Glentrool is one of the 7stanes – seven world-class mountain biking trail centres spanning the south of Scotland. The trails here are all about exploring Galloway’s ‘Wild West’, with fun routes for families/beginners, a great blue-grade trail and a long forest road-based ride, all with stunning scenery. Check out the 7stanes website to find out more.
Long distance cycle route
National Cycle Route 7 (Glasgow to Carlisle via Dumfries and Glen Trool) also winds through the Forest Park, linking Glentrool with the other two visitor centres here. You might not want to tackle the whole 200 miles, but get a taste of the experience on scenic stretches of the route.
Long distance trail
The Southern Upland Way runs along the Water of Trool just below Glentrool Visitor Centre. This is Britain's first official coast to coast long distance footpath, running 212 miles (340 km) from Portpatrick on the Dumfries & Galloway coast to Cockburnspath on the North Sea between Edinburgh and Berwick on Tweed. It’s a dramatic and challenging route through the rolling hills of the Southern Uplands. Sample a scenic stretch from Glentrool to Loch Trool and see if you’re inspired to walk the rest!
Watching woodland wildlife
Glentrool Visitor Centre is a great place to watch wildlife. See the wide variety of woodland birds that visit the feeders or flutter in the canopy overhead, including great tits, goldcrests and crossbills. Red squirrels and roe deer are also regular visitors to the woods around the centre, especially early in the morning and at twilight.
Wonder at the magic of the night sky at Glentrool, tucked away in the dark heart of the Forest Park. This is one of the best places in the world to enjoy the stars, which is why it has been designated a Dark Sky Park. On a clear night the stars are so bright that you don’t need a telescope or even binoculars to enjoy them. There is information about stargazing at Glentrool and online at Galloway Forest Dark Sky Park.
Discover the Mountain Garden
We’ve established a mountain garden at Glentrool to protect and breed from some very special wee trees that grow high on the hills at the very edges of the woods. These small, stunted trees look quite unremarkable but are an important remnant of rare mountain woodland. Look out for tiny junipers and a variety of minute mountain willows. Willows love wet places – their Latin name Salix comes from the Celtic sal (near) and lis (water).
Contact Name : Galloway Forest DistrictDistrict Office Name : Galloway Forest District
Address : Creebridge
Postcode : DG8 6AJ
Telephone : 01671 402420
Email : email@example.com
How to get here
Glentrool village is off the A714, about 8 miles (13 km) north of Newton Stewart.
Turn off the A714 at Bargrennan, following signposts to Galloway Forest Park. Turn right just after Glentrool village, following signposts to Glentrool Visitor Centre.
The car park is at grid reference NX 372 786.
DG8 6SY is the nearest postcode.

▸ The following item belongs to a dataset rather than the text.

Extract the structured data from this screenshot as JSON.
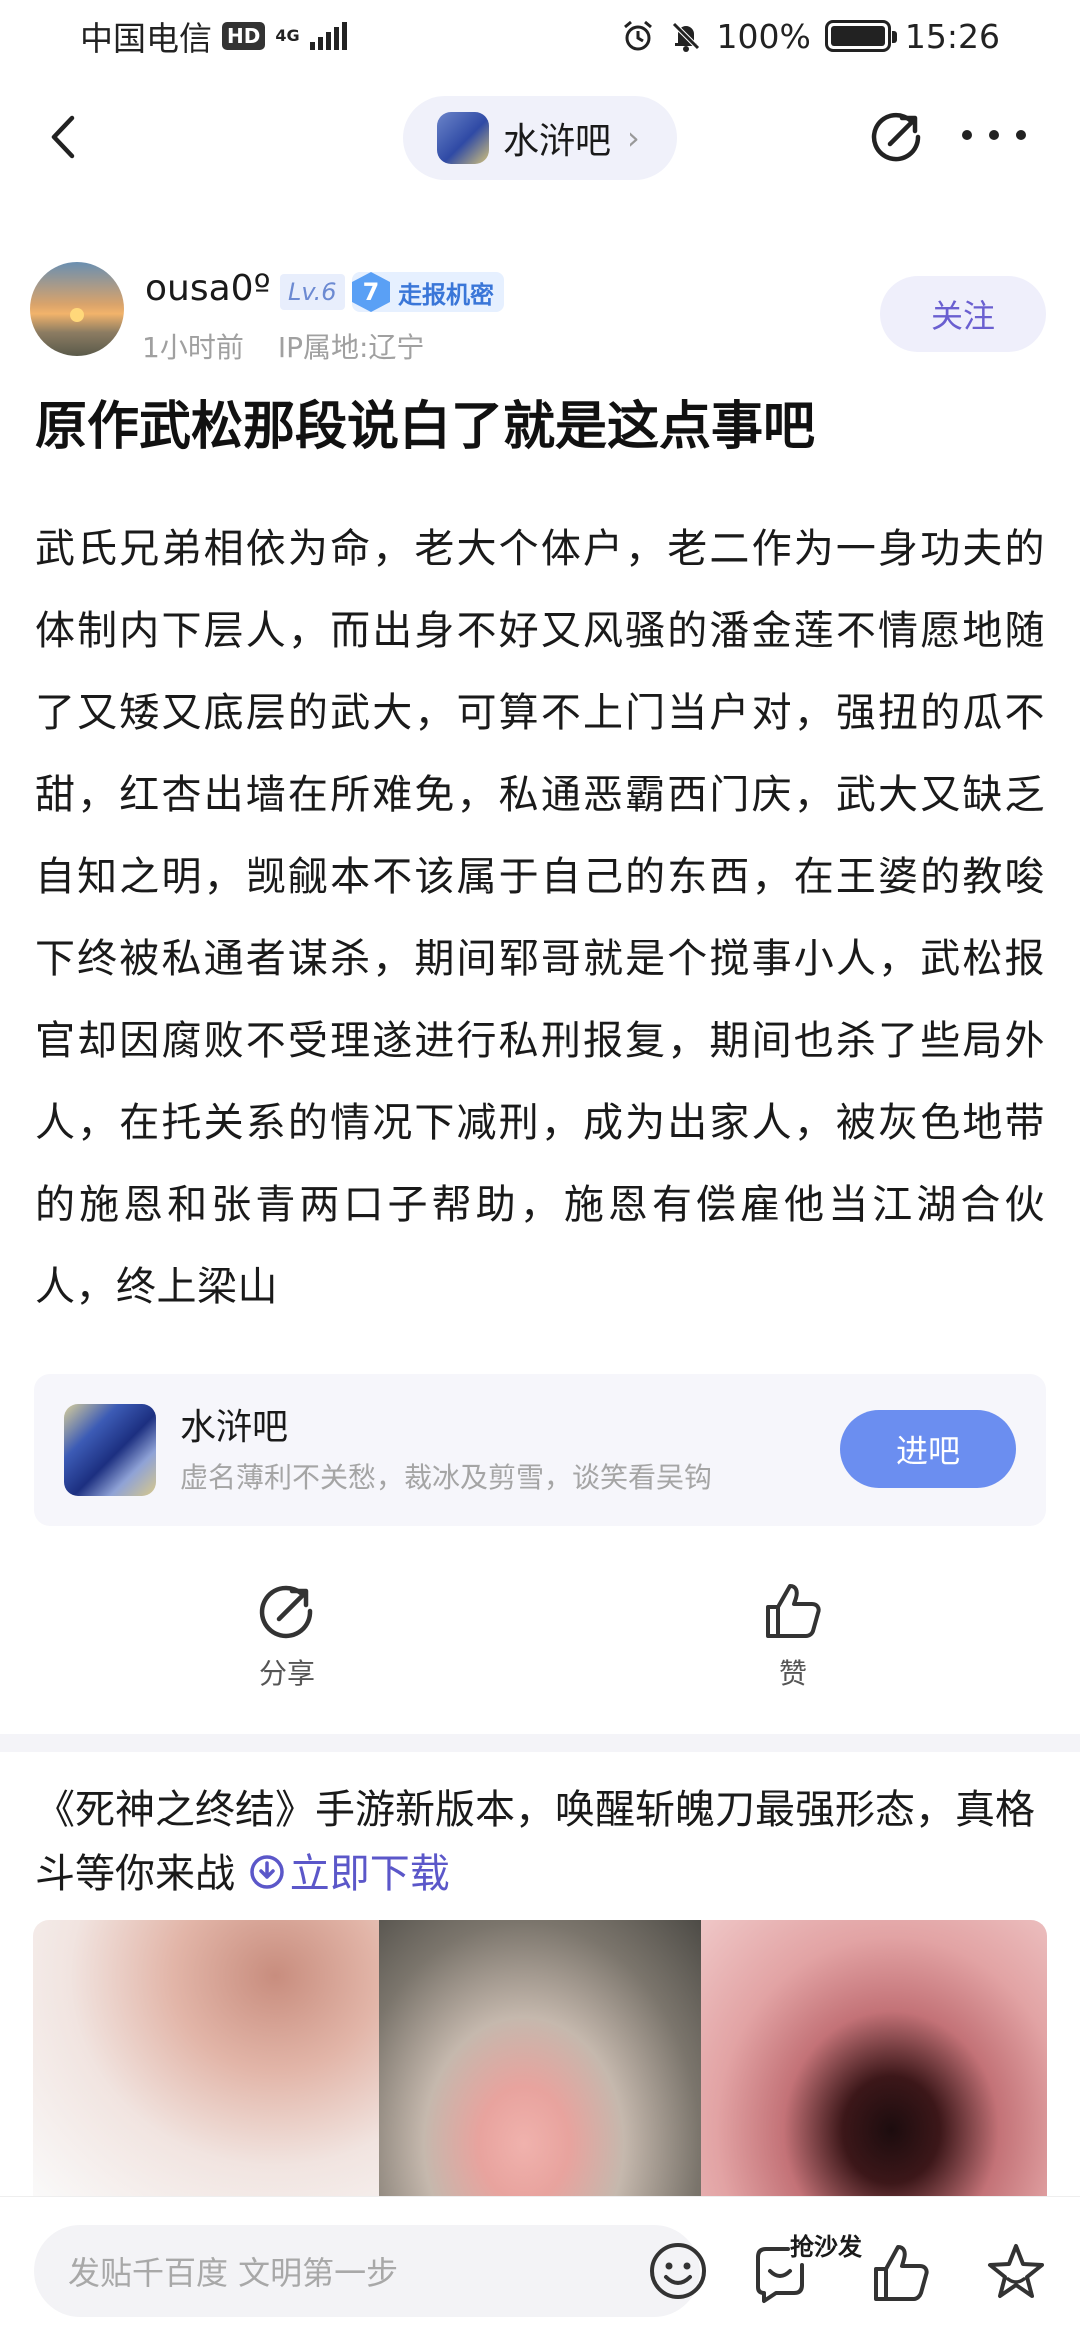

There are regular buses between Newton Stewart and Ayr, which stop at Glentrool village. The visitor centre is about ½ mile (1 km) from the village.
Bruce’s Stone and the Merrick
It’s just 3 miles (5 km) to Bruce’s Stone car park, where you can wander up to the historic stone and enjoy panoramic views over Loch Trool. For the very adventurous (and well-prepared), this is also the start of the hill route to the Merrick, the highest summit in the Southern Uplands.
Whitecairn trail at Glentrool village
Stop in Glentrool village to follow a short trail through the woods to an atmospheric burial site that’s over 5,000 years old.
Head south just beyond Newton Stewart to find Kirroughtree, the gateway centre for Galloway Forest Park. This is the place for active adventures, with great trails, world-class mountain bike routes, play and picnicking – and the Wild Watch Hide for spotting red squirrels.
Find this lovely old oak woodland just north of Newton Stewart. It’s a great place for a stroll, whatever the weather, and it’s a favourite with local walkers who treasure its tranquillity, wildlife and archaeological sites. Enjoy stunning views over Cairnsmore and the coast and watch out for roe and fallow deer, woodland birds, bats and, in summer, butterflies dancing in sunny glades.